Exercise description: In the listing below, identify each line with the word "kali" and return those lines.
-*-
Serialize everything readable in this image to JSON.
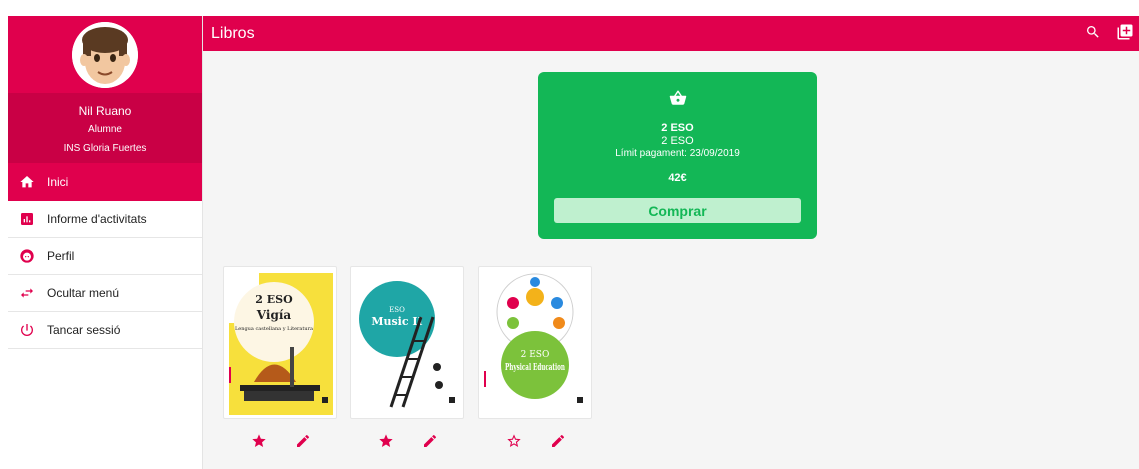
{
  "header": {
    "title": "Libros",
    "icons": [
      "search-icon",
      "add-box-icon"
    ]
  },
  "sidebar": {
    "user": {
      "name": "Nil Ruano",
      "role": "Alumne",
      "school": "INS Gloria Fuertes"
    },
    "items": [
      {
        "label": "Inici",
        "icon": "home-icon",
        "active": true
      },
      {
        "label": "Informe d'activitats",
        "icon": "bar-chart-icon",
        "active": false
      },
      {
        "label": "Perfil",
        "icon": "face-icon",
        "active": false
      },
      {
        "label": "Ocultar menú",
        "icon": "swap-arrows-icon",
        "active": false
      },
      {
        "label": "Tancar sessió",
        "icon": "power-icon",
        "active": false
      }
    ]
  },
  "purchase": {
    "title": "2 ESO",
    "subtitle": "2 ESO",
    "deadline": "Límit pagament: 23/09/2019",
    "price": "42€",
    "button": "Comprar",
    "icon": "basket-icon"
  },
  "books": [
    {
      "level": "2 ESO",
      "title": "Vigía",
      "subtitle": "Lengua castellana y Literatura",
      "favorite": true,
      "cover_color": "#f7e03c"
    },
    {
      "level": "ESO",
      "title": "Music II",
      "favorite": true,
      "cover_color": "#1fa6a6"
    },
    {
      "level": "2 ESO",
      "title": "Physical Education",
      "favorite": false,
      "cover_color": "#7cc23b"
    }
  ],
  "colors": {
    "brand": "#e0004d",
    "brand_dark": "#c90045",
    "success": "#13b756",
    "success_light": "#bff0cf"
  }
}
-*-
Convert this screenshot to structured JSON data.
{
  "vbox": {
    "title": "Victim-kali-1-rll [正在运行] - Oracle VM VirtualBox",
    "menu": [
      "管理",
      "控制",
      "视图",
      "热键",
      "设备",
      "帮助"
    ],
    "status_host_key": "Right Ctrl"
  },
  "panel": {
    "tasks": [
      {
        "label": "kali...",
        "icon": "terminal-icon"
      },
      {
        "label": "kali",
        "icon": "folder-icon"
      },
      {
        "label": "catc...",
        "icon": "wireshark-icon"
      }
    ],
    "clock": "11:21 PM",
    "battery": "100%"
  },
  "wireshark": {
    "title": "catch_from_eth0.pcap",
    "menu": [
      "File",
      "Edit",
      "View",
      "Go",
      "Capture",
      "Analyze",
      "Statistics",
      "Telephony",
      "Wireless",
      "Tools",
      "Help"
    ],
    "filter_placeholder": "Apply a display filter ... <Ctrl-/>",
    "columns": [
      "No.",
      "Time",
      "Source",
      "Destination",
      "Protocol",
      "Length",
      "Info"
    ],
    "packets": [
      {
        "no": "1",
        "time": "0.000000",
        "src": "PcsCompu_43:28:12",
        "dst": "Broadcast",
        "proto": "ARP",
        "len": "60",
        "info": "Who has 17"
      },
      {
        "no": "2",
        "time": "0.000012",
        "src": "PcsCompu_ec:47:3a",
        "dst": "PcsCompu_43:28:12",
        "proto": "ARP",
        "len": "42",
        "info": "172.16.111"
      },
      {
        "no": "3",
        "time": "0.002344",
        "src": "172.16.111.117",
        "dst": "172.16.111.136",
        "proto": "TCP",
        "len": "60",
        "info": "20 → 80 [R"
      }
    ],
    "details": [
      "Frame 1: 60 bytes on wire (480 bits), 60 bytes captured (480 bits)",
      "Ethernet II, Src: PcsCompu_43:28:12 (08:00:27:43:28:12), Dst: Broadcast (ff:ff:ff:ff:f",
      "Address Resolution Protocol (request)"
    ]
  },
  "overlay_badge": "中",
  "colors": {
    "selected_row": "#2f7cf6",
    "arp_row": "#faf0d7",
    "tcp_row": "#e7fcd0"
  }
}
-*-
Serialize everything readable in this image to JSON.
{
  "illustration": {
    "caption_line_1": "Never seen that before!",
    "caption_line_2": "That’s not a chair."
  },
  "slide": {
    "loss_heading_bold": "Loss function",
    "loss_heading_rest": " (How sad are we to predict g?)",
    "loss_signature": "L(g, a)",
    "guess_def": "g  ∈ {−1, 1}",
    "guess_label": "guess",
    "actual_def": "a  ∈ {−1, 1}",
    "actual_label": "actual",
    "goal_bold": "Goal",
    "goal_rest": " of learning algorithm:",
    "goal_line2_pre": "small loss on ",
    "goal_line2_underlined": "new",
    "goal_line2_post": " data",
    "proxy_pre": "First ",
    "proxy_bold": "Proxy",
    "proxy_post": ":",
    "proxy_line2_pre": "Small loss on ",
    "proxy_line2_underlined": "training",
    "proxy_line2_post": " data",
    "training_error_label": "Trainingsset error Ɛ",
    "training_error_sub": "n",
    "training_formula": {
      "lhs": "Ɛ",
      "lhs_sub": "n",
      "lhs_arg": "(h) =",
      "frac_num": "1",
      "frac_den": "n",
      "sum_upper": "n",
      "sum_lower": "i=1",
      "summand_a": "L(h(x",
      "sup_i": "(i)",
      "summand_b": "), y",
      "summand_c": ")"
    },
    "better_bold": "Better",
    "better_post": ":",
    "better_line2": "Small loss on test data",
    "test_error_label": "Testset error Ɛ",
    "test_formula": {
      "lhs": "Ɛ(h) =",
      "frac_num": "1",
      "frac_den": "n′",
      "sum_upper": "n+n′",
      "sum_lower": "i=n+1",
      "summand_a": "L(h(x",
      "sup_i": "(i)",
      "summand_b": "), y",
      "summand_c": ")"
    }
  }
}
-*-
Answer to this task:
    "title": "Victim-kali-1-rll [正在运行] - Oracle VM VirtualBox",
        "label": "kali...",
        "label": "kali",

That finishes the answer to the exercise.